In her 1987 book, That’s Not What I Meant Deborah Tannen highlights how where we’re from, our life experiences, culture, generational and other factors contribute to the way we communicate. Rather than creating a culture in our organizations where everyone is the same, Tannen reinforces the need to recognize the differences in the way we are wired. While the author comes at it from the perspective of linguistic style, she introduces just one of the very many ways that diversity plays a role in workplaces. After all, if we do not clearly understand each other, or if the differences in our communication styles create discord, they can have an impact on organizational performance. As a leader you can defuse potentially unproductive situations by taking the time to, as Stephen Covey says, “seek first to understand.”
As leaders, we are responsible for how the organization performs. The ways in which we communicate are one example of the interplay of diversity; but there are many others. Consider the reality of managing four distinct generations in the workplace. I heard a very successful 70 year-old business owner lamenting about younger employees who won’t work the hours he always has. From his perspective, he gets less productivity per labour dollar than with previous generations. From the employees’ perspectives, they have a less ‘live to work’ ethos and they are more engaged in co-parenting, running their households with their partners, keeping fit, and so on. It is very different than the owner experienced.

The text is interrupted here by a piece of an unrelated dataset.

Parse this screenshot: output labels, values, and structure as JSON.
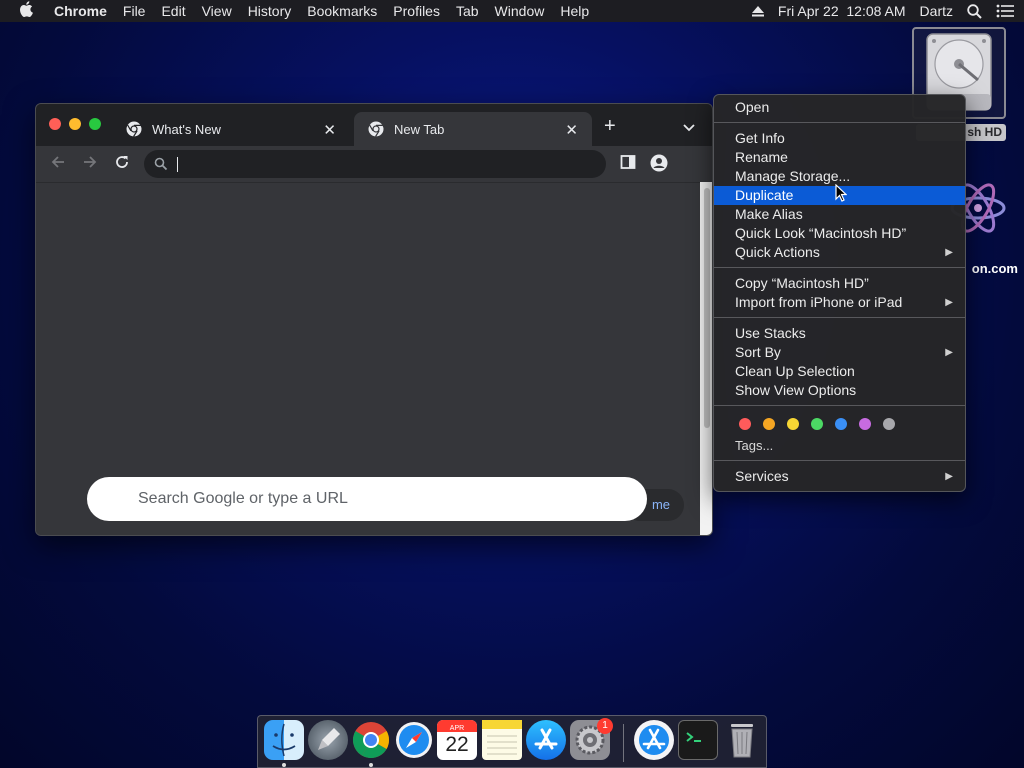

Today’s business leaders are challenged to find, motivate, and retain great employees and we may have to recognize that hanging onto old biases about what constitutes ‘good work ethic’ will not suffice. Successful companies are proactively supporting flexible work schedules and adjusting staffing needs based on the expected workloads that younger generations are prepared to carry. Understanding that your managers or direct reports might come with a different perspective than you is important to helping you find balance for yourself and the organization.
Gender is another important consideration in workplace diversity. Much well-deserved attention is placed on striving to ensure equality between genders, and there is significant research showing women outperform men in many important areas of business. A study by Pepperdine University found that women are:
- Opportunity experts
- Networking professionals
- Relationship specialists
- Natural givers
In an interesting observation, the report compares women to immigrants regarding their ability to “think, act and innovate.” Finding ways to encourage women to strive for leadership positions through development, mentoring, and career guidance opens up a statistically under-leveraged resource for most businesses.
Leaders have so much diversity upon which to draw. Those with the courage to manage the potential growing pains generated by differences in communication, approach to work, and perspective will help ensure a stronger organization for the future.